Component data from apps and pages
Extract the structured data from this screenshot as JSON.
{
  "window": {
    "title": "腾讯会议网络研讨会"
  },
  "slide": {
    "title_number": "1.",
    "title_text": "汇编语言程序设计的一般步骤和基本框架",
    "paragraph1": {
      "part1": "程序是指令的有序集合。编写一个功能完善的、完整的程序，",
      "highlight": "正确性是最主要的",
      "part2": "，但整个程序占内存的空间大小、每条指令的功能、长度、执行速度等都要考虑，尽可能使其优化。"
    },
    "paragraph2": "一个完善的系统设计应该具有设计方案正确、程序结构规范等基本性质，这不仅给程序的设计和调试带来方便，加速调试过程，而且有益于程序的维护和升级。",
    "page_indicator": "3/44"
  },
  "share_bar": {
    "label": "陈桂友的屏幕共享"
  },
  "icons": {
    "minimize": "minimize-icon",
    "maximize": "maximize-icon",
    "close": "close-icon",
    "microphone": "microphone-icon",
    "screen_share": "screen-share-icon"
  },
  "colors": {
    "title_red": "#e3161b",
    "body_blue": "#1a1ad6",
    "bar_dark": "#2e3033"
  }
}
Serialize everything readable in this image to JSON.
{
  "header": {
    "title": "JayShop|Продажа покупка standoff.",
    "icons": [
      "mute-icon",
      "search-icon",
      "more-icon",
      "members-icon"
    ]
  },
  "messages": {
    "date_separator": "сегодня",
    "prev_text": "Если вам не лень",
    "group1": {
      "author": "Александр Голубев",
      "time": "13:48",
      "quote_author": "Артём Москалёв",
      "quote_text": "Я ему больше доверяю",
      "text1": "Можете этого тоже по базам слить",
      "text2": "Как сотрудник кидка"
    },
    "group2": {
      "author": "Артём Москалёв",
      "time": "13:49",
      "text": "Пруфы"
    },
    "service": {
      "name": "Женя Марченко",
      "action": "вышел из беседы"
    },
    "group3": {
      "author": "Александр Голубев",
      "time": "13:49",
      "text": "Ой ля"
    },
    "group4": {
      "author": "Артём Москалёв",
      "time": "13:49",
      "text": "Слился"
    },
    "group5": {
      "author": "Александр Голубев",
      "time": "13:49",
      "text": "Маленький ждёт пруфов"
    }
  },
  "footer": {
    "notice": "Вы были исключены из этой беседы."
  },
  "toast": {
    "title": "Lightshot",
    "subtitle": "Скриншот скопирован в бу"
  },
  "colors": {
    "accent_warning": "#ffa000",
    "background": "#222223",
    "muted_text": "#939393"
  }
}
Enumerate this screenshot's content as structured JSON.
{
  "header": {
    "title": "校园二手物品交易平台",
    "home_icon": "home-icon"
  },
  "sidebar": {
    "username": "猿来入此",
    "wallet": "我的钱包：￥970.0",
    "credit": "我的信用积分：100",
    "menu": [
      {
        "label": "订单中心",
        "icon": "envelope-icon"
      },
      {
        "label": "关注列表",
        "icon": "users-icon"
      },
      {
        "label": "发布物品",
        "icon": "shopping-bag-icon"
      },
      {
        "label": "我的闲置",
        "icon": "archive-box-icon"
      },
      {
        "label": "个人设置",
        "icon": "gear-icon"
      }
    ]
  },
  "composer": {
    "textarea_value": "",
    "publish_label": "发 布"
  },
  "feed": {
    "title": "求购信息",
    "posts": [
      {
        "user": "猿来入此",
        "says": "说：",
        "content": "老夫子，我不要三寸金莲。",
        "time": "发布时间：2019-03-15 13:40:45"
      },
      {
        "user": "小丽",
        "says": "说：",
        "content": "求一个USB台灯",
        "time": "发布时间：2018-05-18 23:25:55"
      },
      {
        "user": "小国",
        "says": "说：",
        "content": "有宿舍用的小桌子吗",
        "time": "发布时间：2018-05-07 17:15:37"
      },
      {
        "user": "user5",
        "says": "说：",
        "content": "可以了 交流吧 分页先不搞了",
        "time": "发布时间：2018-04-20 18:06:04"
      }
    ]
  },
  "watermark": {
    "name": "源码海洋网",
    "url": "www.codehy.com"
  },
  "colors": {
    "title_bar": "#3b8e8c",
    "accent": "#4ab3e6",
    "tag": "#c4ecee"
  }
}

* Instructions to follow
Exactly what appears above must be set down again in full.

* Response
Extract the structured data from this screenshot as JSON.
{
  "window": {
    "title": "腾讯会议网络研讨会"
  },
  "slide": {
    "title_number": "1.",
    "title_text": "汇编语言程序设计的一般步骤和基本框架",
    "paragraph1": {
      "part1": "程序是指令的有序集合。编写一个功能完善的、完整的程序，",
      "highlight": "正确性是最主要的",
      "part2": "，但整个程序占内存的空间大小、每条指令的功能、长度、执行速度等都要考虑，尽可能使其优化。"
    },
    "paragraph2": "一个完善的系统设计应该具有设计方案正确、程序结构规范等基本性质，这不仅给程序的设计和调试带来方便，加速调试过程，而且有益于程序的维护和升级。",
    "page_indicator": "3/44"
  },
  "share_bar": {
    "label": "陈桂友的屏幕共享"
  },
  "icons": {
    "minimize": "minimize-icon",
    "maximize": "maximize-icon",
    "close": "close-icon",
    "microphone": "microphone-icon",
    "screen_share": "screen-share-icon"
  },
  "colors": {
    "title_red": "#e3161b",
    "body_blue": "#1a1ad6",
    "bar_dark": "#2e3033"
  }
}
Serialize everything readable in this image to JSON.
{
  "header": {
    "title": "JayShop|Продажа покупка standoff.",
    "icons": [
      "mute-icon",
      "search-icon",
      "more-icon",
      "members-icon"
    ]
  },
  "messages": {
    "date_separator": "сегодня",
    "prev_text": "Если вам не лень",
    "group1": {
      "author": "Александр Голубев",
      "time": "13:48",
      "quote_author": "Артём Москалёв",
      "quote_text": "Я ему больше доверяю",
      "text1": "Можете этого тоже по базам слить",
      "text2": "Как сотрудник кидка"
    },
    "group2": {
      "author": "Артём Москалёв",
      "time": "13:49",
      "text": "Пруфы"
    },
    "service": {
      "name": "Женя Марченко",
      "action": "вышел из беседы"
    },
    "group3": {
      "author": "Александр Голубев",
      "time": "13:49",
      "text": "Ой ля"
    },
    "group4": {
      "author": "Артём Москалёв",
      "time": "13:49",
      "text": "Слился"
    },
    "group5": {
      "author": "Александр Голубев",
      "time": "13:49",
      "text": "Маленький ждёт пруфов"
    }
  },
  "footer": {
    "notice": "Вы были исключены из этой беседы."
  },
  "toast": {
    "title": "Lightshot",
    "subtitle": "Скриншот скопирован в бу"
  },
  "colors": {
    "accent_warning": "#ffa000",
    "background": "#222223",
    "muted_text": "#939393"
  }
}
Enumerate this screenshot's content as structured JSON.
{
  "header": {
    "title": "校园二手物品交易平台",
    "home_icon": "home-icon"
  },
  "sidebar": {
    "username": "猿来入此",
    "wallet": "我的钱包：￥970.0",
    "credit": "我的信用积分：100",
    "menu": [
      {
        "label": "订单中心",
        "icon": "envelope-icon"
      },
      {
        "label": "关注列表",
        "icon": "users-icon"
      },
      {
        "label": "发布物品",
        "icon": "shopping-bag-icon"
      },
      {
        "label": "我的闲置",
        "icon": "archive-box-icon"
      },
      {
        "label": "个人设置",
        "icon": "gear-icon"
      }
    ]
  },
  "composer": {
    "textarea_value": "",
    "publish_label": "发 布"
  },
  "feed": {
    "title": "求购信息",
    "posts": [
      {
        "user": "猿来入此",
        "says": "说：",
        "content": "老夫子，我不要三寸金莲。",
        "time": "发布时间：2019-03-15 13:40:45"
      },
      {
        "user": "小丽",
        "says": "说：",
        "content": "求一个USB台灯",
        "time": "发布时间：2018-05-18 23:25:55"
      },
      {
        "user": "小国",
        "says": "说：",
        "content": "有宿舍用的小桌子吗",
        "time": "发布时间：2018-05-07 17:15:37"
      },
      {
        "user": "user5",
        "says": "说：",
        "content": "可以了 交流吧 分页先不搞了",
        "time": "发布时间：2018-04-20 18:06:04"
      }
    ]
  },
  "watermark": {
    "name": "源码海洋网",
    "url": "www.codehy.com"
  },
  "colors": {
    "title_bar": "#3b8e8c",
    "accent": "#4ab3e6",
    "tag": "#c4ecee"
  }
}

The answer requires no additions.